Personal transfer balance cap: $1.625 million ($1.6 million + 0.25 * $100,000).

Additional balance that can be converted to retirement phase: $425,000 (1.625 million - $1.2 million).

Breach of Transfer Balance Cap

If your total pension balance exceeds $1.6 million as at 01 July 2017, the amount in excess of the $1.6 million will need to be either:

  • Transferred back into the accumulation account (where earnings will be taxed at 15%); or
  • Withdrawn from the superannuation system.

If you breach the cap, you will be required to remove the excess (including notional earnings) from the retirement phase account and will be liable to pay tax on the notional earnings attributable to the excess capital. The amount can be transferred into the accumulation account or withdrawn from the superannuation fund. You will be subject to a 15% tax on the notional earnings for the first breach and 30% tax for the subsequent breaches.

Transitional arrangements will apply for those with existing pension accounts and with balances above $1.6 million but below $1.7 million (i.e. excess equal to or less than $100,000). No penalty will apply if you reduce the balance to below the $1.6 million cap within 6 months from 01 July 2017.

Transitional CGT Relief

Where a fund needs to transfer the pension balance back to an accumulation account to comply with the introduction of the transfer balance cap before 1 July 2017, the fund will have the option of resetting that asset’s cost base to its current market value. This will ensure that tax will not be applied to gains that accrued while the asset supported a retirement phase interest.

The relief only applies to assets acquired by the Fund prior to 9 November 2016 and continued to be held by the Fund until 30 June 2017. The choice needs to be made in the approved form before the 2016/17 fund tax return is lodged, and cannot be revoked.

Where an asset is already partially supporting an accumulation account, the fund will need to pay tax on the proportion of capital gain made prior to 01 July 2017 that is allocated to the accumulation account. The liability can be paid immediately or deferred until the asset is sold.

Lump Sums Do Not Count towards the Minimum Pension Requirements

Individuals will no longer be able to use partial commutations (i.e. lump sum withdrawals) to meet the minimum pension requirement. This implies that at least the minimum pension amount must be pension withdrawals and only the amount in excess of the minimum pension amount can be either lump sum withdrawals or pension withdrawals at the Trustee’s discretion.

If an individual is aged under 60 and retired, then 2016-17 is the last financial year during which the individual may choose to treat all withdrawals as lump sums and none as pensions in order to minimise tax in their personal tax return. 

Note: The ATO is currently preparing the guidelines in relation to the superannuation reforms and ESUPERFUND will contact affected clients once the ATO has provided clear guidance.

Other Types of Income Stream Products (e.g. Defined Benefit Pensions, Non-commutable Pensions etc.)

Different rules apply to other types of income stream products.

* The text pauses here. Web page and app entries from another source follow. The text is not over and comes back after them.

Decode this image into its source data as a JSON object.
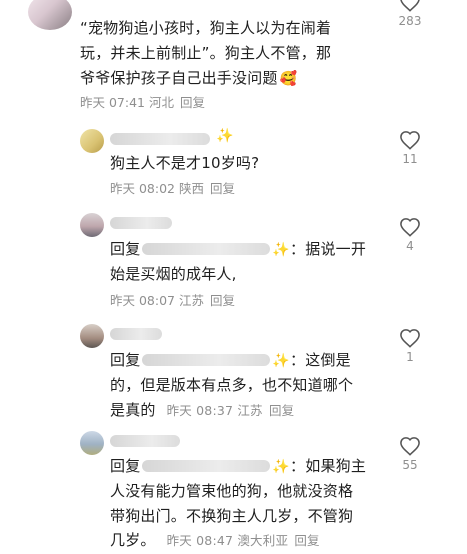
{
  "comments": [
    {
      "lines": [
        "“宠物狗追小孩时，狗主人以为在闹着",
        "玩，并未上前制止”。狗主人不管，那",
        "爷爷保护孩子自己出手没问题"
      ],
      "meta": "昨天 07:41 河北",
      "reply_label": "回复",
      "likes": "283",
      "emoji": "🥰"
    },
    {
      "lines": [
        "狗主人不是才10岁吗?"
      ],
      "meta": "昨天 08:02 陕西",
      "reply_label": "回复",
      "likes": "11",
      "name_suffix": "✨"
    },
    {
      "reply_prefix": "回复",
      "line1_rest": "：据说一开",
      "lines2": "始是买烟的成年人,",
      "meta": "昨天 08:07 江苏",
      "reply_label": "回复",
      "likes": "4",
      "name_spark": "✨"
    },
    {
      "reply_prefix": "回复",
      "line1_rest": "：这倒是",
      "lines2": "的，但是版本有点多，也不知道哪个",
      "line3_text": "是真的",
      "meta": "昨天 08:37 江苏",
      "reply_label": "回复",
      "likes": "1",
      "name_spark": "✨"
    },
    {
      "reply_prefix": "回复",
      "line1_rest": "：如果狗主",
      "lines2": "人没有能力管束他的狗，他就没资格",
      "lines3": "带狗出门。不换狗主人几岁，不管狗",
      "line4_text": "几岁。",
      "meta": "昨天 08:47 澳大利亚",
      "reply_label": "回复",
      "likes": "55",
      "name_spark": "✨"
    }
  ],
  "colors": {
    "text": "#1f1f1f",
    "meta": "#8f8f8f",
    "sparkle": "#f3c400",
    "heart_stroke": "#555555"
  },
  "icons": {
    "like": "heart-outline-icon"
  }
}
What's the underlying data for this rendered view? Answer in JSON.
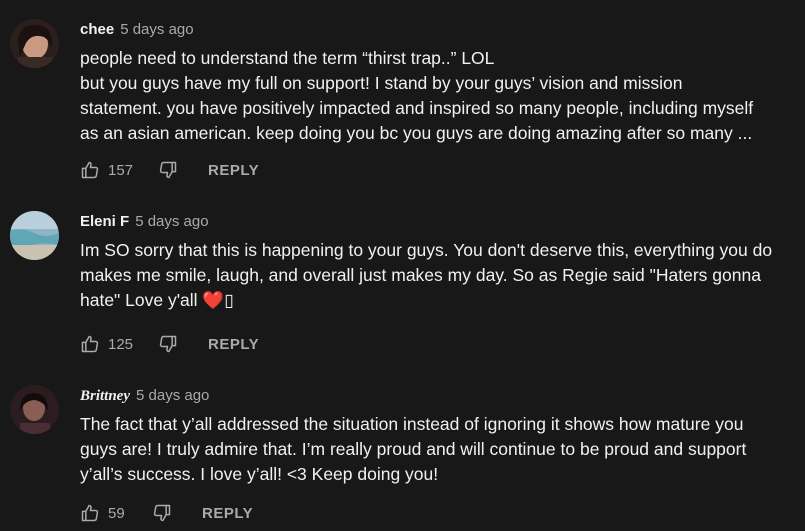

Please contact your scheme provider directly in order to verify your personal circumstances.

Seek Professional Advice from a Financial Adviser

This package of Superannuation Reforms involves complex changes which may affect your retirement plans. The situation is even more complex if you have superannuation benefits in multiple Superfunds. This is because all the thresholds and caps apply to your total superannuation balance, not your balance in each individual Superfund.

ESUPERFUND is a no advice model and does not provide financial advice to clients. We recommend that you seek professional advice from a financial adviser. A licensed financial adviser will consider your personal situation and make a recommendation suitable to your particular financial needs.

It should always be remembered that Trustees are legally responsible for all the decisions made even if you obtain advice from a Financial Planner. Whilst a Financial Professional can provide advice and assistance you are ultimately responsible for the Fund.